A lecture by Annie G. Rogers PhD
FEBRUARY 13, 2023 | 10AM CST
To explore a poetics of the drive, Dr. Rogers brings to her talk original prints of moths and lines of poetry that grew out of her daily practice of writing and drawing during the the Covid pandemic—alongside her clinical practice as an analyst—over a period of four months. Considering the drive as a montage conceptually, she turns to sources in Freud and Lacan. To elaborate her poetics, she relies on the online Oxford English Dictionary and the South African printmaker, William Kentridge as sources. Throughout the presentation Rogers constructs the working of the drive as a metaphoric process (bridging discontinuous elements to convey something otherwise impossible) and as metonymic in its path (illustrated through images presented as a series with linkages among them), using her original moth prints and poetry, which retain their references to a particular historic moment.
This event is presented by the MA in Art Therapy & Counseling Program, School of the Art Institute Chicago, with co-sponsors Depth Counseling, Center for Religion and Psychotherapy Chicago, Chicago Center for Psychoanalysis, and Chicago Circle of the Freudian School of Quebec.
About the Presenter

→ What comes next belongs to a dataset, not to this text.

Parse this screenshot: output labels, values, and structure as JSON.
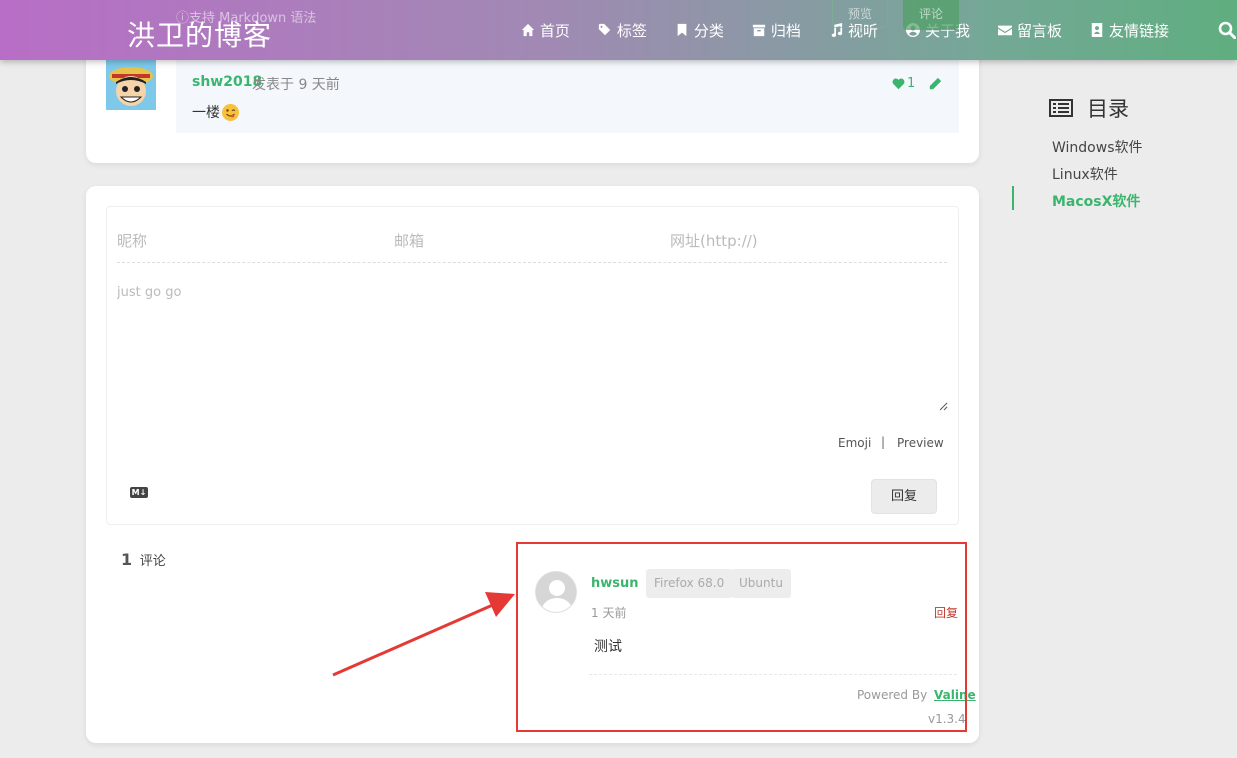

Annie G. Rogers, Ph.D., is Professor Emerita of Psychoanalysis and Clinical Psychology at Hampshire College and has a private practice in Amherst, Massachusetts. She is a supervising and teaching Analyst at the Lacanian School of Psychoanalysis in San Francisco and Vice-President of its Board. She is a printmaker and member of Zea Mays Printmaking in Florence, Massachusetts. Formerly a Fulbright Fellow at Trinity College, Dublin, Ireland; Radcliffe and Murray Fellow at Harvard University; Whiting Fellow at Hampshire College; and Erikson Scholar at Austen Riggs, Dr. Rogers has published fiction and poetry as well as three clinical books: A Shining Affliction: A Story of Harm and Healing in Psychotherapy (1995); The Unsayable: The Hidden Language of Trauma (2005); and Incandescent Alphabets: Psychosis and the Enigma of Language (2016).